The US Congressional said they had reached an “agreement in principle” on Monday night in order to prevent United States from another partial federal shutdown that would fund the border security but would not involve any funds for the US President Donald Trump’s demand of US-Mexico border wall.
According to NBC News reports, the agreed bill will match 2018’s funding level which officials described as a new border fencing that includes steel slats along with other “existing technologies” but would not include a concrete wall at the border. It further said the bill would include an additional fund worth $1.7 billion for homeland security priorities such as new technologies and extra customs officers at the border, several sources told NBC News.
House negotiators and Senate from both the parties – Democrats and Republicans – after the meeting did not offer any further details as they said officials were still working on last-minute logistics.
Senate appropriations committee chairman Richard Shelby, R-Ala., told reporters: “We reached an agreement in principle. Our staffs are going to be working feverishly to be putting all the details together, and that’s all we can tell you now.”
The agreement has been just ahead of the “Make America Great Again” rally which Trump was held in Texas and El Paso on Monday’s night. The White House also did not comment over agreement and Trump, at the rally, said: “We probably have some good news but who knows.”
According to multiple sources, the details of the agreement were as follows:
- $1.375 billion for border barrier enhancements like steel slats and other “existing technologies,” but no concrete wall
- The money would fund about 55 miles of new barrier
- Geographic restrictions on where the new fencing could be built, likely limited to the Rio Grande Valley sector of the border
- DHS would receive $1.7 billion in new funding for border security that could include technology at ports of entry, additional customs officers and humanitarian aid
- No cap on the number of beds for enforcing immigration laws in the country’s interior
- Funding for approximately 40,520 detention beds for detained immigrants
Trump tweeted Sunday that negotiations were going poorly. “The Border Committee Democrats are behaving, all of a sudden, irrationally. Not only are they unwilling to give dollars for the obviously needed Wall (they overrode recommendations of Border Patrol experts), but they don’t even want to take murderers [sic] into custody! What’s going on?”

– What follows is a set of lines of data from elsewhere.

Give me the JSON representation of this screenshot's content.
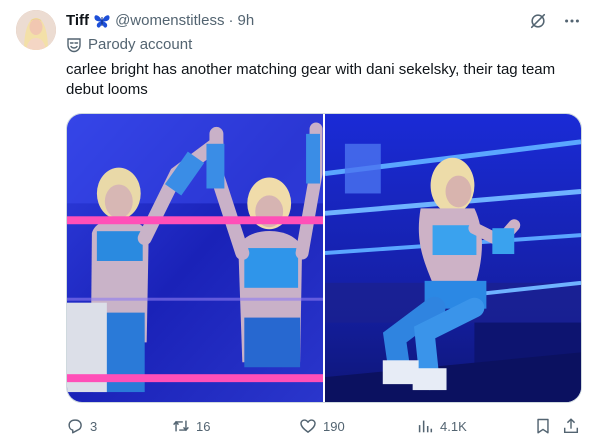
{
  "tweet": {
    "author_name": "Tiff",
    "author_handle": "@womenstitless",
    "separator": "·",
    "time": "9h",
    "badge_label": "Parody account",
    "text": "carlee bright has another matching gear with dani sekelsky, their tag team debut looms"
  },
  "icons": {
    "name_emoji": "butterfly-icon",
    "header_actions": [
      "grok-icon",
      "more-icon"
    ],
    "badge": "parody-mask-icon",
    "footer": [
      "reply-icon",
      "retweet-icon",
      "like-icon",
      "views-icon",
      "bookmark-icon",
      "share-icon"
    ]
  },
  "metrics": {
    "replies": "3",
    "retweets": "16",
    "likes": "190",
    "views": "4.1K"
  },
  "media": {
    "count": 2,
    "accent_colors": [
      "#1a2fd6",
      "#ff4fb8",
      "#5aa6ff"
    ]
  },
  "colors": {
    "text_primary": "#0f1419",
    "text_secondary": "#536471",
    "border": "#cfd9de",
    "butterfly": "#1d4fd8"
  }
}
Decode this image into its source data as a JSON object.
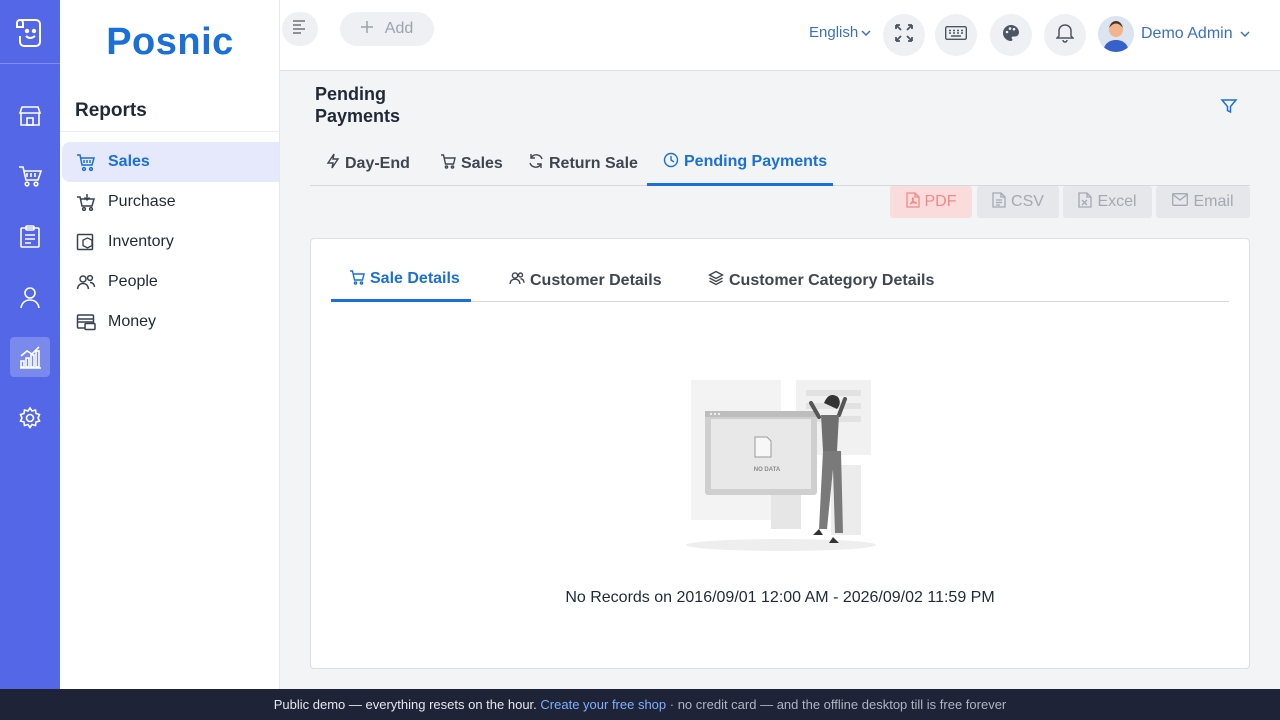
{
  "brand": {
    "name": "Posnic"
  },
  "sidebar": {
    "heading": "Reports",
    "items": [
      {
        "label": "Sales",
        "icon": "cart-icon",
        "active": true
      },
      {
        "label": "Purchase",
        "icon": "basket-icon"
      },
      {
        "label": "Inventory",
        "icon": "box-icon"
      },
      {
        "label": "People",
        "icon": "people-icon"
      },
      {
        "label": "Money",
        "icon": "money-icon"
      }
    ]
  },
  "header": {
    "add_label": "Add",
    "language": "English",
    "user_name": "Demo Admin"
  },
  "page": {
    "title": "Pending Payments",
    "tabs": [
      {
        "label": "Day-End",
        "icon": "bolt-icon"
      },
      {
        "label": "Sales",
        "icon": "cart-icon"
      },
      {
        "label": "Return Sale",
        "icon": "refresh-icon"
      },
      {
        "label": "Pending Payments",
        "icon": "clock-icon",
        "active": true
      }
    ],
    "export_buttons": [
      {
        "label": "PDF",
        "icon": "pdf-icon"
      },
      {
        "label": "CSV",
        "icon": "csv-icon"
      },
      {
        "label": "Excel",
        "icon": "excel-icon"
      },
      {
        "label": "Email",
        "icon": "mail-icon"
      }
    ]
  },
  "card": {
    "tabs": [
      {
        "label": "Sale Details",
        "icon": "cart-icon",
        "active": true
      },
      {
        "label": "Customer Details",
        "icon": "users-icon"
      },
      {
        "label": "Customer Category Details",
        "icon": "layers-icon"
      }
    ],
    "illustration_text": "NO DATA",
    "empty_message": "No Records on 2016/09/01 12:00 AM - 2026/09/02 11:59 PM"
  },
  "footer": {
    "text_before": "Public demo — everything resets on the hour.",
    "link_text": "Create your free shop",
    "text_after": "· no credit card — and the offline desktop till is free forever"
  },
  "colors": {
    "rail": "#5468e7",
    "accent": "#1a6fd8",
    "footer": "#1e2337"
  }
}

Democrats have appeared to back off of the demand on Trump immigration policies and while speaking at his rally, Trump said, “I will never sign a bill that forces the mass release of violent criminals into our country.”
At the White House, early on Monday, Trump said, “These are people, they kidnap people. These are people the Democrats want to come into our society. I don’t think so. I don’t know, maybe we’re in a different country than I know of.”
Acting White House chief of staff Mick Mulvaney said: “Let’s say the hard-core left wing of the Democrat Party prevails in this negotiation and they put a bill on the president’s desk with, say, zero money for the wall, or $800 million, an absurdly low number. How does he sign that?”
Republicans have started their plan to discuss the idea of proposing a one-year continuing resolution of funding at current levels, but it is still unclear whether Democrats would approve or whether Trump would further sign it.